Breakfast is always the same. Porridge, yoghurt, two types of bread rolls, toast (not particularly popular), cheese (looks a bit synthetic), paw paw (yum), melon, pineapple, tea or coffee. I manage to eat the same thing each day so why have too many choices. There seems to be very little waste.

I sat in ‘current’ again this morning. I was seated by 7.30am and had my eyes closed by 7.35am after settling in with my two pillows, thongs off, and water bottle near by. We finished by 11.00am, but it felt a whole lot longer because my butt began to ache about the 45 minute mark. It’s an interesting exercise in discipline to deal with physical pain while at the same time keeping focus on what I’m there to do. It’s helpful when the current room leader, the person who from time to time during the hours we sit there, engages in a dialogue, usually about matters spiritual, tells us at what stage proceedings have reached. From this you get a sense of how long you might have to go.

I don’t know if it was the threatening hand of the medical establishment that’s caused the change, but what used to be called ‘surgery’ is now called ‘intervention’. Although some interventions are done on a physical level, for example with the use of a scalpel to make an incision and stitches to sew up the incision, most work is done at the spirit level.

This afternoon I joined one of the ‘lines’ (more about lines in a future blog) to go before Medium Joao who had incorporated an entity, the identity of which I know not. (I did ask a translator when in the line who was the incorporated entity but he did not know.) As a preface to going in line and in order for your particular problem to be understood it is necessary to attend a translator who will write on a piece of paper in Portuguese the issue you want attended to by the incorporated entity. You take this piece of paper with you and when you are before the Medium what is on your piece of paper is read in Portuguese to the Medium. I had references to both my cancers written on the paper I had in hand. When this was read out I was directed to attend tomorrow morning (Friday) for an intervention. One significant reason for this is that the entity who occupied the Medium today was not ‘qualified’ to do the work needed to be done and there was knowledge that the entity who would be attending at 8.00am tomorrow would be qualified. I suppose it’s not dissimilar to the division of labour in Western medicine where you have specialists who do surgery and those who don’t. Also, at the Casa there are protocols to be followed much the same as in a public hospital where protocols are put in place for good reason.

Post intervention has its own set of protocols: I take herbal supplements prescribed and supplied (at a cost); I have to stay in my room in bed resting for 24 hours (pousada staff will bring me my meals in that 24 hours); I’m not permitted to socialise with other pousada guests in that 24 hour period; I’m not to lift anything heavy; and I’m not permitted back at the Casa in the 24 hour period.

I’ll let you know in a future blog how it all went, but that post will not take place until the 24 hour period has expired.

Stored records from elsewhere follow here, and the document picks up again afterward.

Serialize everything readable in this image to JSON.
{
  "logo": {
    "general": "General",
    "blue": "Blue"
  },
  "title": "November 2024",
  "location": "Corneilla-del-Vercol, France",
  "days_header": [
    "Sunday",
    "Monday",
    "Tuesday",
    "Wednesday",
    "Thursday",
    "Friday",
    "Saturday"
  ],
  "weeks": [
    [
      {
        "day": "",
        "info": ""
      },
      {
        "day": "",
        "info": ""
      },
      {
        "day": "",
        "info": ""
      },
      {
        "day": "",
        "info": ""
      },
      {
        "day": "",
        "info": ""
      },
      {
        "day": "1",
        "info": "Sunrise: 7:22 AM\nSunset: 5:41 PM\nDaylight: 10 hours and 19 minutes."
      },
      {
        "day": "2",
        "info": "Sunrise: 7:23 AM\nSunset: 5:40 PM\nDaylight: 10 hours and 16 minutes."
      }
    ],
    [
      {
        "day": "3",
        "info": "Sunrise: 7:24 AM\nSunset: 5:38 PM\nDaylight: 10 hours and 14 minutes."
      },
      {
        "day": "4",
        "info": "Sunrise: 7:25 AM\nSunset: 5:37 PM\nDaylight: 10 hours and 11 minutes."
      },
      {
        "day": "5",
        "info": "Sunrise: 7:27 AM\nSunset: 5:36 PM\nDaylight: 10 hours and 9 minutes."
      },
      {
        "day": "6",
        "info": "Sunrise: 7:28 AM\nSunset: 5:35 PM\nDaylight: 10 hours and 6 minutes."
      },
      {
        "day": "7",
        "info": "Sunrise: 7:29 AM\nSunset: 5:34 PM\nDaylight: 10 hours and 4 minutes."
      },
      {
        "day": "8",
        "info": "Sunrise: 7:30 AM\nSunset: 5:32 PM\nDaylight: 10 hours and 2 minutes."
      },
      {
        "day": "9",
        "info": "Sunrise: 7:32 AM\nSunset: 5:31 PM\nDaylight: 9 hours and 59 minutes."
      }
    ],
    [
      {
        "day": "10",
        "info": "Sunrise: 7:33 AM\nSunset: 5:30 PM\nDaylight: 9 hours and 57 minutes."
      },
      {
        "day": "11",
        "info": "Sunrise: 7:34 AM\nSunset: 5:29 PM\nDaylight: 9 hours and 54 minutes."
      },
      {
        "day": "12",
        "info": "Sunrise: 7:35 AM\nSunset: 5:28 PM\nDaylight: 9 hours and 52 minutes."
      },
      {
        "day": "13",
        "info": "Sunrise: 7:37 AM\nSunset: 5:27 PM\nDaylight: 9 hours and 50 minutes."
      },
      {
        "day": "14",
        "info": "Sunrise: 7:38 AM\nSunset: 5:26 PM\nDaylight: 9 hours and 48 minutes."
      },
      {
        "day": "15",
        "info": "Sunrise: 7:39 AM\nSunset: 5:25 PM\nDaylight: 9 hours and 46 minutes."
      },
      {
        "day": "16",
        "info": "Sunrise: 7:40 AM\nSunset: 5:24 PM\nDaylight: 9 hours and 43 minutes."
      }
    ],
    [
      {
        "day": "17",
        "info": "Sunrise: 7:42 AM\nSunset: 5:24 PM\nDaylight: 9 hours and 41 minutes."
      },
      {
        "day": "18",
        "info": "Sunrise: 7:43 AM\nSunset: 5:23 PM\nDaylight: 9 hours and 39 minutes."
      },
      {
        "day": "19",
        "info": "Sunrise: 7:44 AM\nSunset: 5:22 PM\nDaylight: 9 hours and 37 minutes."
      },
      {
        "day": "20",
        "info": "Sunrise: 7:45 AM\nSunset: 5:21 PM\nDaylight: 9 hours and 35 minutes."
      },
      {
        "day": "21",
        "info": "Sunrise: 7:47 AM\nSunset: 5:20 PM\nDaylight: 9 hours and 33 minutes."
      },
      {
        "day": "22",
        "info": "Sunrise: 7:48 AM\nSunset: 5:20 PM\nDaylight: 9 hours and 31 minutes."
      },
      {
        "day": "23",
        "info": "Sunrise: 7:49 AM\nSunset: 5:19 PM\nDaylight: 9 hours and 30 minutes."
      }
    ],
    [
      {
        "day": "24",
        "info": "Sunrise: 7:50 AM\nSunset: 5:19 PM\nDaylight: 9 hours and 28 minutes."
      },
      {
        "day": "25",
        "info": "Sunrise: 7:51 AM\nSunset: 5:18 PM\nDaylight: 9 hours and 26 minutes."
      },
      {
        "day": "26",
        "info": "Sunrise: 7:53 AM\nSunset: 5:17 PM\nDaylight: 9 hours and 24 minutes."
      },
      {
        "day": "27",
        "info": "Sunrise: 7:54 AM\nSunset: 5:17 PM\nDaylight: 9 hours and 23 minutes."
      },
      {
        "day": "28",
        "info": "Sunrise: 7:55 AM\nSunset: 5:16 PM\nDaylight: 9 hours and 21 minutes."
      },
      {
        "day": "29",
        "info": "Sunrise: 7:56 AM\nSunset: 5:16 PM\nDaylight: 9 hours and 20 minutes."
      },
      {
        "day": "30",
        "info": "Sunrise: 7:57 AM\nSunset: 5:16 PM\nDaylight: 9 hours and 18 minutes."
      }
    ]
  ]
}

Some of you readers might be asking how much does this cost. The answer is that there is no cost for almost everything at the Casa. The exceptions are the herbs, bottled water, and crystal bath/bed. (More about crystal bath/bed in a later blog.) The other important point is freedom of choice: that is, I don’t have to attend for an intervention tomorrow morning if I choose not to. But this would defeat the purpose of me being here in Abadiania. It would be like booking into a public hospital for surgery, attending the hospital, going through pre-op procedures, and then deciding not to go ahead with whatever was planned.

As I pointed out earlier, belief is an important part of the processes here as it is with Western medicine. If you go to your Western doctor who prescribes a particular remedy for your presenting condition and you walk away saying to yourself, “This is a lot of crap. This won’t work”, chances are it won’t work, or it will be less efficacious than it might otherwise be. What we know as the ‘placebo effect’ is a good example of belief at work. A person takes, for example, a pill which they believe will do ‘X’ when the pill is inert and not designed to do ‘X’, but they still get the same benefit as they would have got had they actually taken the pill that was designed to get an ‘X’ result. While here in Abadiania I’m re-reading Bruce Lipton’s book ‘The Biology of Belief’ where the case is made about beliefs having an impact on us at a cellular level. Fascinating stuff, for me at least. It’s been many years now that I put on hold the left-brain, lawyer way of thinking that would have been an impediment to me getting the full benefit of what I’ve chosen to embrace as part of my own healing.